    At this year's CES, we were absolutely floored by the demo we got of Tobii's eye-tracking interface. Since then, Tobii has been working on making the hardware smaller, and at Siggraph this week we got some eyes-on time with a version of its gaze-tracker that fits into a pair of gasses.

    Tobii's glasses are packing the same pupil-tracking technology that its consumer hardware does, except that instead of having to sit in front of a laptop, you can just put these things on to get the same magical effect. In their current incarnation, the glasses aren't specifically designed as a user interface tool, but are instead set up for passive gaze tracking and recording. There's no projection or anything: the glasses are completely see-through. It just tracks your gaze in real-time very, very accurately.

    So what's the point if you can't really use the glasses as a control system? As Tobii explained it to us, there are actually a lot of cool things that you can do with gaze tracking. For example, you can track where professional doctors look when they make diagnoses based on X-rays or MRIs, and then use those data to teach med students what to look for. You can put a pair of the glasses on veteran police officers while they run through simulations, and compare their eye movements with those of novice officers running the same sim to improve training. For fighter pilots (and drivers), wearing the glasses can detect when they're about to pass out from G forces (or fall asleep). And it's even valuable for things like treating autism: autistic kids look at rocks and faces the same way, and detailed gaze tracking may lead to new therapy techniques. As Tobii told us, "it's going to be everywhere."

    tobii_glass2-dvice.jpg

    Despite this level of optimism, the folks at the Tobii booth didn't seem particularly interested in speculating about the consumer side of the glasses, but we're happy to do it for them, especially since it's so easy. Based on the mixture of technologies that we've seen show up in the last few years, I'm betting that the wearable display technology of the future will not be something like Google Glass.
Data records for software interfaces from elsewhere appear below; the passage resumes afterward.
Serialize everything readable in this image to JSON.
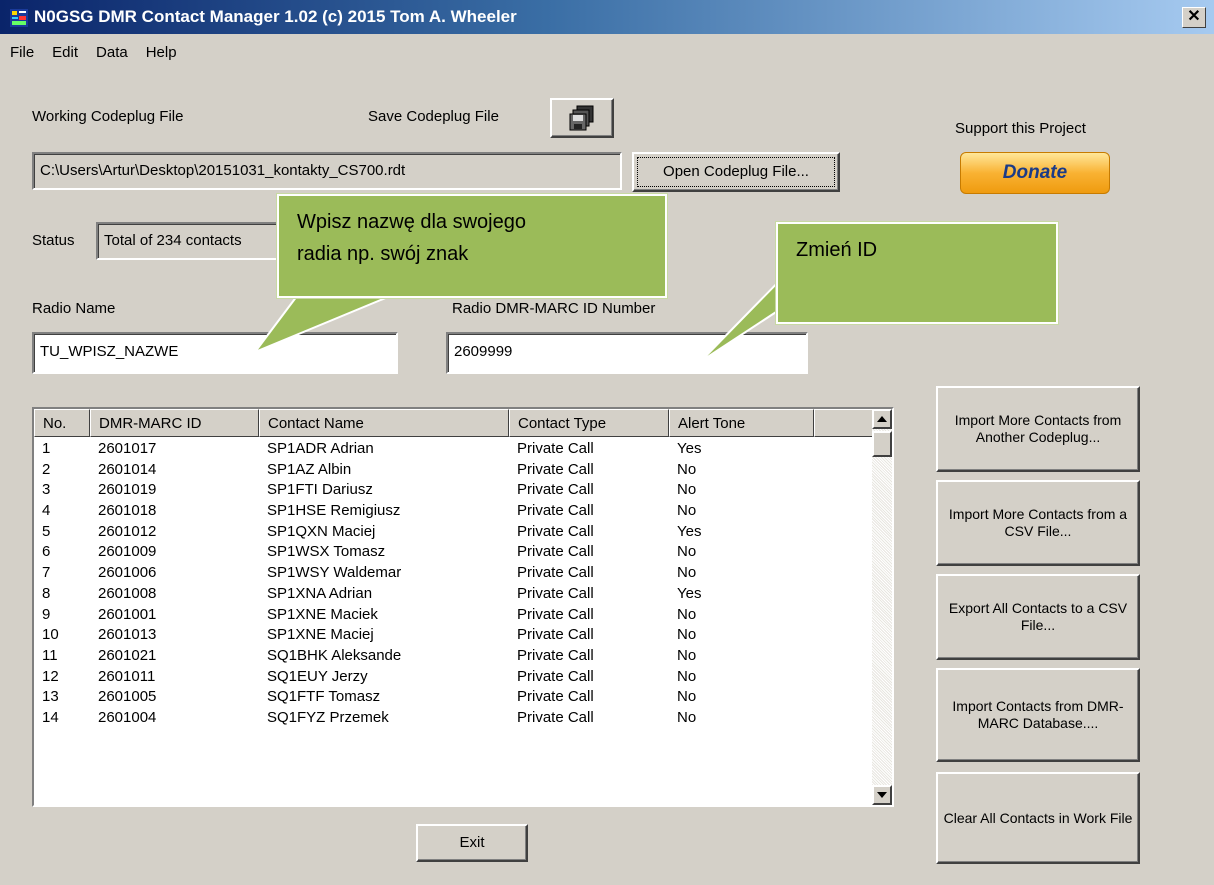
{
  "window": {
    "title": "N0GSG DMR Contact Manager 1.02 (c) 2015 Tom A. Wheeler",
    "close_symbol": "✕"
  },
  "menu": [
    "File",
    "Edit",
    "Data",
    "Help"
  ],
  "codeplug": {
    "working_label": "Working Codeplug File",
    "save_label": "Save Codeplug File",
    "file_path": "C:\\Users\\Artur\\Desktop\\20151031_kontakty_CS700.rdt",
    "open_button": "Open Codeplug File..."
  },
  "support": {
    "label": "Support this Project",
    "donate_button": "Donate"
  },
  "status": {
    "label": "Status",
    "value": "Total of 234 contacts"
  },
  "radio": {
    "name_label": "Radio Name",
    "name_value": "TU_WPISZ_NAZWE",
    "id_label": "Radio DMR-MARC ID Number",
    "id_value": "2609999"
  },
  "callouts": {
    "name_hint_line1": "Wpisz nazwę dla swojego",
    "name_hint_line2": "radia np. swój znak",
    "id_hint": "Zmień ID"
  },
  "contacts": {
    "columns": [
      "No.",
      "DMR-MARC ID",
      "Contact Name",
      "Contact Type",
      "Alert Tone"
    ],
    "rows": [
      [
        "1",
        "2601017",
        "SP1ADR Adrian",
        "Private Call",
        "Yes"
      ],
      [
        "2",
        "2601014",
        "SP1AZ Albin",
        "Private Call",
        "No"
      ],
      [
        "3",
        "2601019",
        "SP1FTI Dariusz",
        "Private Call",
        "No"
      ],
      [
        "4",
        "2601018",
        "SP1HSE Remigiusz",
        "Private Call",
        "No"
      ],
      [
        "5",
        "2601012",
        "SP1QXN Maciej",
        "Private Call",
        "Yes"
      ],
      [
        "6",
        "2601009",
        "SP1WSX Tomasz",
        "Private Call",
        "No"
      ],
      [
        "7",
        "2601006",
        "SP1WSY Waldemar",
        "Private Call",
        "No"
      ],
      [
        "8",
        "2601008",
        "SP1XNA Adrian",
        "Private Call",
        "Yes"
      ],
      [
        "9",
        "2601001",
        "SP1XNE Maciek",
        "Private Call",
        "No"
      ],
      [
        "10",
        "2601013",
        "SP1XNE Maciej",
        "Private Call",
        "No"
      ],
      [
        "11",
        "2601021",
        "SQ1BHK Aleksande",
        "Private Call",
        "No"
      ],
      [
        "12",
        "2601011",
        "SQ1EUY Jerzy",
        "Private Call",
        "No"
      ],
      [
        "13",
        "2601005",
        "SQ1FTF Tomasz",
        "Private Call",
        "No"
      ],
      [
        "14",
        "2601004",
        "SQ1FYZ Przemek",
        "Private Call",
        "No"
      ]
    ]
  },
  "actions": {
    "import_codeplug": "Import More Contacts from Another Codeplug...",
    "import_csv": "Import More Contacts from a CSV File...",
    "export_csv": "Export All Contacts to a CSV File...",
    "import_dmr_marc": "Import Contacts from DMR-MARC Database....",
    "clear_all": "Clear All Contacts in Work File"
  },
  "exit_button": "Exit",
  "colors": {
    "window_bg": "#d4d0c8",
    "titlebar_start": "#0a246a",
    "titlebar_end": "#a6caf0",
    "callout_green": "#9bbb59",
    "donate_orange": "#f9b233",
    "donate_text": "#1b3b87"
  },
  "icons": {
    "save": "floppy-disks-icon",
    "app": "app-icon"
  }
}
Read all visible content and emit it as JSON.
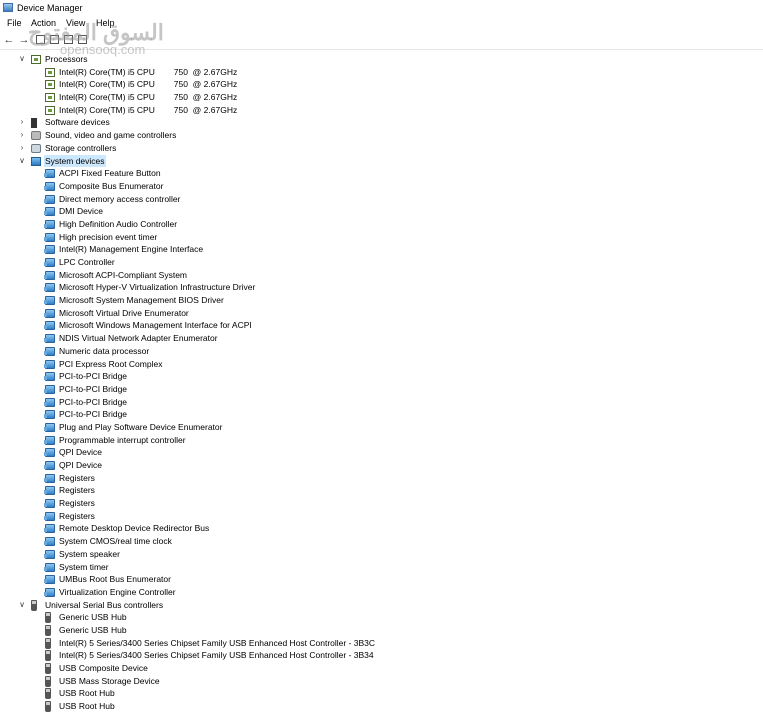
{
  "window": {
    "title": "Device Manager"
  },
  "menu": [
    "File",
    "Action",
    "View",
    "Help"
  ],
  "watermark": {
    "text": "السوق المفتوح",
    "sub": "opensooq.com"
  },
  "tree": [
    {
      "label": "Processors",
      "level": 1,
      "icon": "cpu-icon",
      "expanded": true
    },
    {
      "label": "Intel(R) Core(TM) i5 CPU        750  @ 2.67GHz",
      "level": 2,
      "icon": "cpu-icon"
    },
    {
      "label": "Intel(R) Core(TM) i5 CPU        750  @ 2.67GHz",
      "level": 2,
      "icon": "cpu-icon"
    },
    {
      "label": "Intel(R) Core(TM) i5 CPU        750  @ 2.67GHz",
      "level": 2,
      "icon": "cpu-icon"
    },
    {
      "label": "Intel(R) Core(TM) i5 CPU        750  @ 2.67GHz",
      "level": 2,
      "icon": "cpu-icon"
    },
    {
      "label": "Software devices",
      "level": 1,
      "icon": "software-icon",
      "expanded": false
    },
    {
      "label": "Sound, video and game controllers",
      "level": 1,
      "icon": "sound-icon",
      "expanded": false
    },
    {
      "label": "Storage controllers",
      "level": 1,
      "icon": "storage-icon",
      "expanded": false
    },
    {
      "label": "System devices",
      "level": 1,
      "icon": "system-folder-icon",
      "expanded": true,
      "selected": true
    },
    {
      "label": "ACPI Fixed Feature Button",
      "level": 2,
      "icon": "system-device-icon"
    },
    {
      "label": "Composite Bus Enumerator",
      "level": 2,
      "icon": "system-device-icon"
    },
    {
      "label": "Direct memory access controller",
      "level": 2,
      "icon": "system-device-icon"
    },
    {
      "label": "DMI Device",
      "level": 2,
      "icon": "system-device-icon"
    },
    {
      "label": "High Definition Audio Controller",
      "level": 2,
      "icon": "system-device-icon"
    },
    {
      "label": "High precision event timer",
      "level": 2,
      "icon": "system-device-icon"
    },
    {
      "label": "Intel(R) Management Engine Interface",
      "level": 2,
      "icon": "system-device-icon"
    },
    {
      "label": "LPC Controller",
      "level": 2,
      "icon": "system-device-icon"
    },
    {
      "label": "Microsoft ACPI-Compliant System",
      "level": 2,
      "icon": "system-device-icon"
    },
    {
      "label": "Microsoft Hyper-V Virtualization Infrastructure Driver",
      "level": 2,
      "icon": "system-device-icon"
    },
    {
      "label": "Microsoft System Management BIOS Driver",
      "level": 2,
      "icon": "system-device-icon"
    },
    {
      "label": "Microsoft Virtual Drive Enumerator",
      "level": 2,
      "icon": "system-device-icon"
    },
    {
      "label": "Microsoft Windows Management Interface for ACPI",
      "level": 2,
      "icon": "system-device-icon"
    },
    {
      "label": "NDIS Virtual Network Adapter Enumerator",
      "level": 2,
      "icon": "system-device-icon"
    },
    {
      "label": "Numeric data processor",
      "level": 2,
      "icon": "system-device-icon"
    },
    {
      "label": "PCI Express Root Complex",
      "level": 2,
      "icon": "system-device-icon"
    },
    {
      "label": "PCI-to-PCI Bridge",
      "level": 2,
      "icon": "system-device-icon"
    },
    {
      "label": "PCI-to-PCI Bridge",
      "level": 2,
      "icon": "system-device-icon"
    },
    {
      "label": "PCI-to-PCI Bridge",
      "level": 2,
      "icon": "system-device-icon"
    },
    {
      "label": "PCI-to-PCI Bridge",
      "level": 2,
      "icon": "system-device-icon"
    },
    {
      "label": "Plug and Play Software Device Enumerator",
      "level": 2,
      "icon": "system-device-icon"
    },
    {
      "label": "Programmable interrupt controller",
      "level": 2,
      "icon": "system-device-icon"
    },
    {
      "label": "QPI Device",
      "level": 2,
      "icon": "system-device-icon"
    },
    {
      "label": "QPI Device",
      "level": 2,
      "icon": "system-device-icon"
    },
    {
      "label": "Registers",
      "level": 2,
      "icon": "system-device-icon"
    },
    {
      "label": "Registers",
      "level": 2,
      "icon": "system-device-icon"
    },
    {
      "label": "Registers",
      "level": 2,
      "icon": "system-device-icon"
    },
    {
      "label": "Registers",
      "level": 2,
      "icon": "system-device-icon"
    },
    {
      "label": "Remote Desktop Device Redirector Bus",
      "level": 2,
      "icon": "system-device-icon"
    },
    {
      "label": "System CMOS/real time clock",
      "level": 2,
      "icon": "system-device-icon"
    },
    {
      "label": "System speaker",
      "level": 2,
      "icon": "system-device-icon"
    },
    {
      "label": "System timer",
      "level": 2,
      "icon": "system-device-icon"
    },
    {
      "label": "UMBus Root Bus Enumerator",
      "level": 2,
      "icon": "system-device-icon"
    },
    {
      "label": "Virtualization Engine Controller",
      "level": 2,
      "icon": "system-device-icon"
    },
    {
      "label": "Universal Serial Bus controllers",
      "level": 1,
      "icon": "usb-icon",
      "expanded": true
    },
    {
      "label": "Generic USB Hub",
      "level": 2,
      "icon": "usb-icon"
    },
    {
      "label": "Generic USB Hub",
      "level": 2,
      "icon": "usb-icon"
    },
    {
      "label": "Intel(R) 5 Series/3400 Series Chipset Family USB Enhanced Host Controller - 3B3C",
      "level": 2,
      "icon": "usb-icon"
    },
    {
      "label": "Intel(R) 5 Series/3400 Series Chipset Family USB Enhanced Host Controller - 3B34",
      "level": 2,
      "icon": "usb-icon"
    },
    {
      "label": "USB Composite Device",
      "level": 2,
      "icon": "usb-icon"
    },
    {
      "label": "USB Mass Storage Device",
      "level": 2,
      "icon": "usb-icon"
    },
    {
      "label": "USB Root Hub",
      "level": 2,
      "icon": "usb-icon"
    },
    {
      "label": "USB Root Hub",
      "level": 2,
      "icon": "usb-icon"
    }
  ]
}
Instead, the way to get lush, high resolution, controllable glasses-type displays is by combining a gaze-detection system like Tobii's with Innovega's video glasses and contact-lens augmented reality tech. We're talking 40-inch, 120-degree immersive projections that you can control just by glancing at stuff and blinking. No buttons, no keyboards, no gestures: you just look, and it does what you want.

    What's really nuts about this is that all of this technology is here, right now. You can't buy it in the form we're describing, but it's out there. It works. It's not even some secret government project or anything: these are commercial companies who eventually want you to buy their stuff, as soon as they're finished trying to, you know, do some of that research and good for humanity type things that always seem to get in the way.

    Via Tobii

    All photos, video by Evan Ackerman for DVICE. Posted on location at SIGGRAPH 2012 in Los Angeles, California.